BioWare refuted reports of forced crunch in the development of “Anthem” in a blog post on Tuesday but acknowledged it was looking into the game’s development and that there is room to improve. The company released the statement in response to a Kotaku article about the development of the online action-RPG. “Anthem’s” years-long development cycle was filled with constant upheavals, according to the Kotaku report. Many features weren’t finalized or implemented until the final months. There were big narrative reboots, design overhauls, team shakeups, and intense “crunch” periods. Plus, limitations with “Anthem’s” Frostbite engine reportedly caused numerous headaches.
The spark behind the response was an expose published on Kotaku. It spoke with several developers that either worked on the game or are familiar with the conditions around its development. Their stories included first-hand accounts of stress and burnout, as well as troubles adapting the Frostbite engine and purported warnings to management that went unheeded. BioWare itself chose not to engage with the article, but the statement makes very clear that the expose is what prompted the response. Buy cheap Anthem Power Leveling
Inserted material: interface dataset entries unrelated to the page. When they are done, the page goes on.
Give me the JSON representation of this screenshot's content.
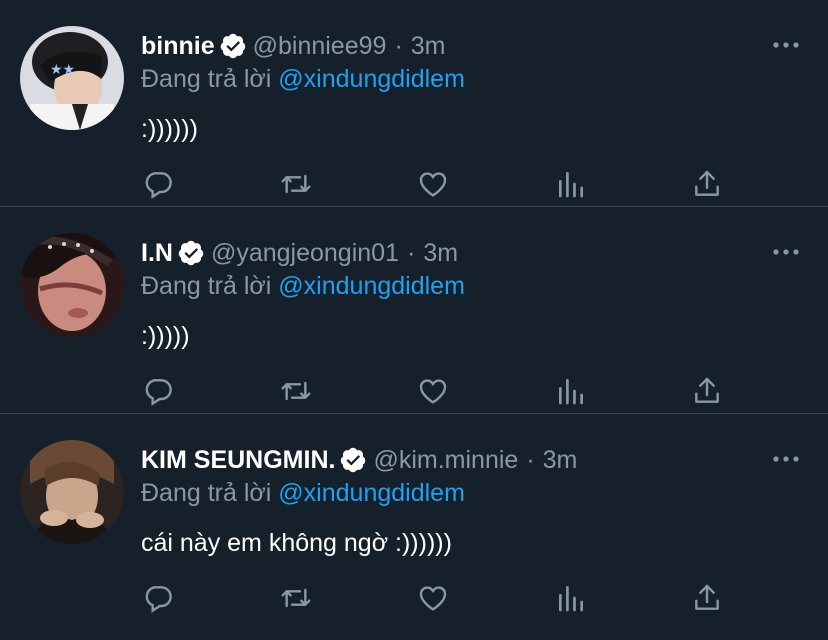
{
  "reply_prefix": "Đang trả lời",
  "colors": {
    "background": "#15202b",
    "secondary_text": "#8899a6",
    "mention": "#1da1f2",
    "divider": "#38444d"
  },
  "tweets": [
    {
      "name": "binnie",
      "handle": "@binniee99",
      "separator": "·",
      "time": "3m",
      "reply_to": "@xindungdidlem",
      "text": ":))))))",
      "verified": true
    },
    {
      "name": "I.N",
      "handle": "@yangjeongin01",
      "separator": "·",
      "time": "3m",
      "reply_to": "@xindungdidlem",
      "text": ":)))))",
      "verified": true
    },
    {
      "name": "KIM SEUNGMIN.",
      "handle": "@kim.minnie",
      "separator": "·",
      "time": "3m",
      "reply_to": "@xindungdidlem",
      "text": "cái này em không ngờ :))))))",
      "verified": true
    }
  ],
  "action_icons": [
    "reply-icon",
    "retweet-icon",
    "like-icon",
    "analytics-icon",
    "share-icon"
  ]
}
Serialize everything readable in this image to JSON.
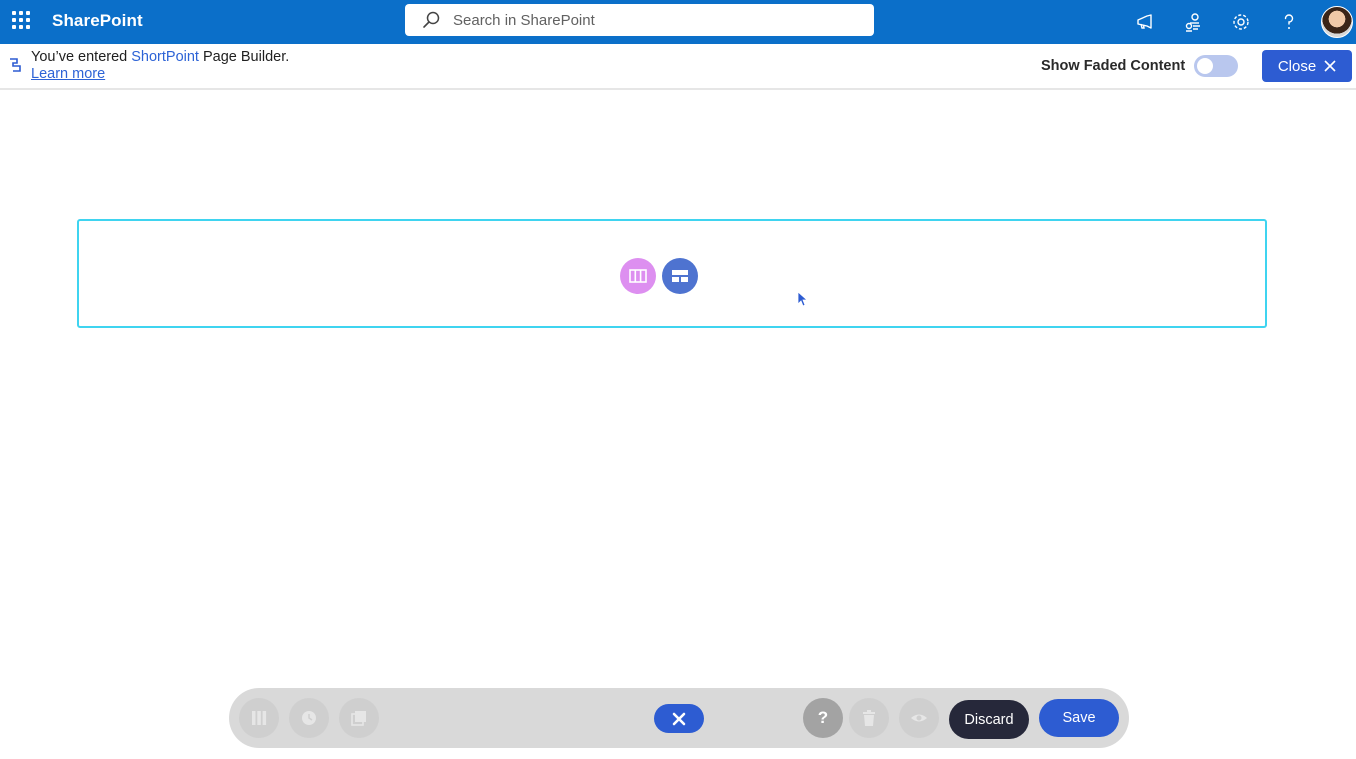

from Mmocs.com,we promise 100% safety and fast delivery.
Kotaku’s report paints a picture of dysfunction. The BioWare process, which relies on a confluence of systems coming together in a sudden success right before the launch, seems to no longer work. A steady drain of both leadership figures and talented developers has turned this formula on its head, and that can be seen in both Mass Effect: Andromeda and Anthem. Both titles went through several years of development and iteration before critically panned launches that disappointed players.
This sense of corporate confusion, where decisions from above happen arbitrarily and without warning carries through the Kotaku piece. It’s even claimed that Anthem was meant to be titled Beyond until just days before its 2017 E3 unveiling, and that the game’s story even had to be reworked to accommodate this late re-branding. It always felt to me that the game’s description of the Anthem of Creation – the quasi-mystical space force behind much of the game’s technology – felt confused and like a late addition to the script, and that would go a long way to explaining why.
The statement doesn't challenge any of the facts in the report. Instead it says "we chose not to comment or participate in this story because we felt there was an unfair focus on specific team members and leaders, who did their absolute best to bring this totally new idea to fans." Anthem released in February, and we gave it a score of 55 in our Anthem review. It seems remarkable that the game was even as complete as it was.